Every record that follows must be returned word for word.

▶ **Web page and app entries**
....................

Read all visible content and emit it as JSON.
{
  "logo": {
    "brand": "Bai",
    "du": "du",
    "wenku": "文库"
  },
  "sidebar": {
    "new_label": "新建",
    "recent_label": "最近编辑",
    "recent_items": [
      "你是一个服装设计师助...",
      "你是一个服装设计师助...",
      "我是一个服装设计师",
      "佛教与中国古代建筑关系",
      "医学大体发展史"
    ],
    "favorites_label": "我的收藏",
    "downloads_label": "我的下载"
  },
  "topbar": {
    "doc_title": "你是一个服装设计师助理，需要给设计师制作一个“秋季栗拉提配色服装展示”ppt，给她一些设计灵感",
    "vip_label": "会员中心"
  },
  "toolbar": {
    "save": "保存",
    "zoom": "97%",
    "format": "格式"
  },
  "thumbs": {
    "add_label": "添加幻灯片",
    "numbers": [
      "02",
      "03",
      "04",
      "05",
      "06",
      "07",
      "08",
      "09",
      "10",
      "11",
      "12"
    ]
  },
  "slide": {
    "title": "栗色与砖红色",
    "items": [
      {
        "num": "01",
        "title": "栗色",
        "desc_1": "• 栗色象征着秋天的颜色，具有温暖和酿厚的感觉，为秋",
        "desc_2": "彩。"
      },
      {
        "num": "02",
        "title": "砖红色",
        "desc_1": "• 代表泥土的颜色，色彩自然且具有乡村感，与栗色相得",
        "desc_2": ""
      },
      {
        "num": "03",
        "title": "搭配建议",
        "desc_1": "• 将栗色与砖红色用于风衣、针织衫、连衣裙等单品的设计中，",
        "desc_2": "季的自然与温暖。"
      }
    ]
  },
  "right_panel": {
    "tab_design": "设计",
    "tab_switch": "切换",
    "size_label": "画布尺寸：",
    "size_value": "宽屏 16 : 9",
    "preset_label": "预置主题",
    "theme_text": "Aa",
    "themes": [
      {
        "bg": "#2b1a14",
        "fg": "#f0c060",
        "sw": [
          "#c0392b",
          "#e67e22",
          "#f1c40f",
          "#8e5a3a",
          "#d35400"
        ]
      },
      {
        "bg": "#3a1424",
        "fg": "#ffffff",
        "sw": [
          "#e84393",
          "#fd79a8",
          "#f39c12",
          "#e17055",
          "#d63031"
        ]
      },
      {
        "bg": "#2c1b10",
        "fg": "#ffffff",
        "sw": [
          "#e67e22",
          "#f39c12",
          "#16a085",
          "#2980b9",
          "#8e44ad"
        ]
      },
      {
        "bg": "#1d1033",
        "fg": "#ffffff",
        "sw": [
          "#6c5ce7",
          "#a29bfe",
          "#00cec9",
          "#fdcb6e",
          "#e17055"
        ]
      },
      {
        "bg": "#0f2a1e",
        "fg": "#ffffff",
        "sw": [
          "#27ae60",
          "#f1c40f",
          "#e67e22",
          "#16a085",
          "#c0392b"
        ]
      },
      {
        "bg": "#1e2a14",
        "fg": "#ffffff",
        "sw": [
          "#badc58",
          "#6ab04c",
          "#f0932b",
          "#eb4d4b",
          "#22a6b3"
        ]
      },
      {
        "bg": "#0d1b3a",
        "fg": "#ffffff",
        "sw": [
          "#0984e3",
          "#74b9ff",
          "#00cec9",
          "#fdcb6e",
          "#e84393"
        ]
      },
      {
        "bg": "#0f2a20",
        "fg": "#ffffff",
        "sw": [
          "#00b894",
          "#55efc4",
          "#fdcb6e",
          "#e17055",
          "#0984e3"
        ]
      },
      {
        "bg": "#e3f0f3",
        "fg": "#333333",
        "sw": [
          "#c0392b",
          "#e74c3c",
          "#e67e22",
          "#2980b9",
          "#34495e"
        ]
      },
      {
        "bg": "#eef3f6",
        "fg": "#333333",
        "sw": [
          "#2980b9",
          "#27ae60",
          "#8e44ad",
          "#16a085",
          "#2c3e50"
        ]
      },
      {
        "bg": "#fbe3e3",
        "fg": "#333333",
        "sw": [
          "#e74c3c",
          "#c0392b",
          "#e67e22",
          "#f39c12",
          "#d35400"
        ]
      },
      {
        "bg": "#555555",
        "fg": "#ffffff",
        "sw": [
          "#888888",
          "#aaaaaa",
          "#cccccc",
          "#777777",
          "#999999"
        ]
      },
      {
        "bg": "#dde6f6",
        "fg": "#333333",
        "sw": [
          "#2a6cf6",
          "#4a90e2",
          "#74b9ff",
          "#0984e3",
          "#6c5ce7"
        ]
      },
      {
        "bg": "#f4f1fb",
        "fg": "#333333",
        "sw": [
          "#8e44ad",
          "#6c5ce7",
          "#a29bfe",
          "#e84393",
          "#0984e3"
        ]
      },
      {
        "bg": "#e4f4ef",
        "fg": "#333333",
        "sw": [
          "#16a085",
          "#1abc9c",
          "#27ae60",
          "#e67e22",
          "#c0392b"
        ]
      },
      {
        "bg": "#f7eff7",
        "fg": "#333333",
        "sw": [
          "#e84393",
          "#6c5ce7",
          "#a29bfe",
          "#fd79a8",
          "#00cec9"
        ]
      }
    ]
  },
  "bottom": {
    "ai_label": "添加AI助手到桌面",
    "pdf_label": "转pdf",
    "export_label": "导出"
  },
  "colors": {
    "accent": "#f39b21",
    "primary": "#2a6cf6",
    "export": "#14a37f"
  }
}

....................

▶ **Completed task**
Read all visible content and emit it as JSON.
{
  "logo": {
    "brand": "Bai",
    "du": "du",
    "wenku": "文库"
  },
  "sidebar": {
    "new_label": "新建",
    "recent_label": "最近编辑",
    "recent_items": [
      "你是一个服装设计师助...",
      "你是一个服装设计师助...",
      "我是一个服装设计师",
      "佛教与中国古代建筑关系",
      "医学大体发展史"
    ],
    "favorites_label": "我的收藏",
    "downloads_label": "我的下载"
  },
  "topbar": {
    "doc_title": "你是一个服装设计师助理，需要给设计师制作一个“秋季栗拉提配色服装展示”ppt，给她一些设计灵感",
    "vip_label": "会员中心"
  },
  "toolbar": {
    "save": "保存",
    "zoom": "97%",
    "format": "格式"
  },
  "thumbs": {
    "add_label": "添加幻灯片",
    "numbers": [
      "02",
      "03",
      "04",
      "05",
      "06",
      "07",
      "08",
      "09",
      "10",
      "11",
      "12"
    ]
  },
  "slide": {
    "title": "栗色与砖红色",
    "items": [
      {
        "num": "01",
        "title": "栗色",
        "desc_1": "• 栗色象征着秋天的颜色，具有温暖和酿厚的感觉，为秋",
        "desc_2": "彩。"
      },
      {
        "num": "02",
        "title": "砖红色",
        "desc_1": "• 代表泥土的颜色，色彩自然且具有乡村感，与栗色相得",
        "desc_2": ""
      },
      {
        "num": "03",
        "title": "搭配建议",
        "desc_1": "• 将栗色与砖红色用于风衣、针织衫、连衣裙等单品的设计中，",
        "desc_2": "季的自然与温暖。"
      }
    ]
  },
  "right_panel": {
    "tab_design": "设计",
    "tab_switch": "切换",
    "size_label": "画布尺寸：",
    "size_value": "宽屏 16 : 9",
    "preset_label": "预置主题",
    "theme_text": "Aa",
    "themes": [
      {
        "bg": "#2b1a14",
        "fg": "#f0c060",
        "sw": [
          "#c0392b",
          "#e67e22",
          "#f1c40f",
          "#8e5a3a",
          "#d35400"
        ]
      },
      {
        "bg": "#3a1424",
        "fg": "#ffffff",
        "sw": [
          "#e84393",
          "#fd79a8",
          "#f39c12",
          "#e17055",
          "#d63031"
        ]
      },
      {
        "bg": "#2c1b10",
        "fg": "#ffffff",
        "sw": [
          "#e67e22",
          "#f39c12",
          "#16a085",
          "#2980b9",
          "#8e44ad"
        ]
      },
      {
        "bg": "#1d1033",
        "fg": "#ffffff",
        "sw": [
          "#6c5ce7",
          "#a29bfe",
          "#00cec9",
          "#fdcb6e",
          "#e17055"
        ]
      },
      {
        "bg": "#0f2a1e",
        "fg": "#ffffff",
        "sw": [
          "#27ae60",
          "#f1c40f",
          "#e67e22",
          "#16a085",
          "#c0392b"
        ]
      },
      {
        "bg": "#1e2a14",
        "fg": "#ffffff",
        "sw": [
          "#badc58",
          "#6ab04c",
          "#f0932b",
          "#eb4d4b",
          "#22a6b3"
        ]
      },
      {
        "bg": "#0d1b3a",
        "fg": "#ffffff",
        "sw": [
          "#0984e3",
          "#74b9ff",
          "#00cec9",
          "#fdcb6e",
          "#e84393"
        ]
      },
      {
        "bg": "#0f2a20",
        "fg": "#ffffff",
        "sw": [
          "#00b894",
          "#55efc4",
          "#fdcb6e",
          "#e17055",
          "#0984e3"
        ]
      },
      {
        "bg": "#e3f0f3",
        "fg": "#333333",
        "sw": [
          "#c0392b",
          "#e74c3c",
          "#e67e22",
          "#2980b9",
          "#34495e"
        ]
      },
      {
        "bg": "#eef3f6",
        "fg": "#333333",
        "sw": [
          "#2980b9",
          "#27ae60",
          "#8e44ad",
          "#16a085",
          "#2c3e50"
        ]
      },
      {
        "bg": "#fbe3e3",
        "fg": "#333333",
        "sw": [
          "#e74c3c",
          "#c0392b",
          "#e67e22",
          "#f39c12",
          "#d35400"
        ]
      },
      {
        "bg": "#555555",
        "fg": "#ffffff",
        "sw": [
          "#888888",
          "#aaaaaa",
          "#cccccc",
          "#777777",
          "#999999"
        ]
      },
      {
        "bg": "#dde6f6",
        "fg": "#333333",
        "sw": [
          "#2a6cf6",
          "#4a90e2",
          "#74b9ff",
          "#0984e3",
          "#6c5ce7"
        ]
      },
      {
        "bg": "#f4f1fb",
        "fg": "#333333",
        "sw": [
          "#8e44ad",
          "#6c5ce7",
          "#a29bfe",
          "#e84393",
          "#0984e3"
        ]
      },
      {
        "bg": "#e4f4ef",
        "fg": "#333333",
        "sw": [
          "#16a085",
          "#1abc9c",
          "#27ae60",
          "#e67e22",
          "#c0392b"
        ]
      },
      {
        "bg": "#f7eff7",
        "fg": "#333333",
        "sw": [
          "#e84393",
          "#6c5ce7",
          "#a29bfe",
          "#fd79a8",
          "#00cec9"
        ]
      }
    ]
  },
  "bottom": {
    "ai_label": "添加AI助手到桌面",
    "pdf_label": "转pdf",
    "export_label": "导出"
  },
  "colors": {
    "accent": "#f39b21",
    "primary": "#2a6cf6",
    "export": "#14a37f"
  }
}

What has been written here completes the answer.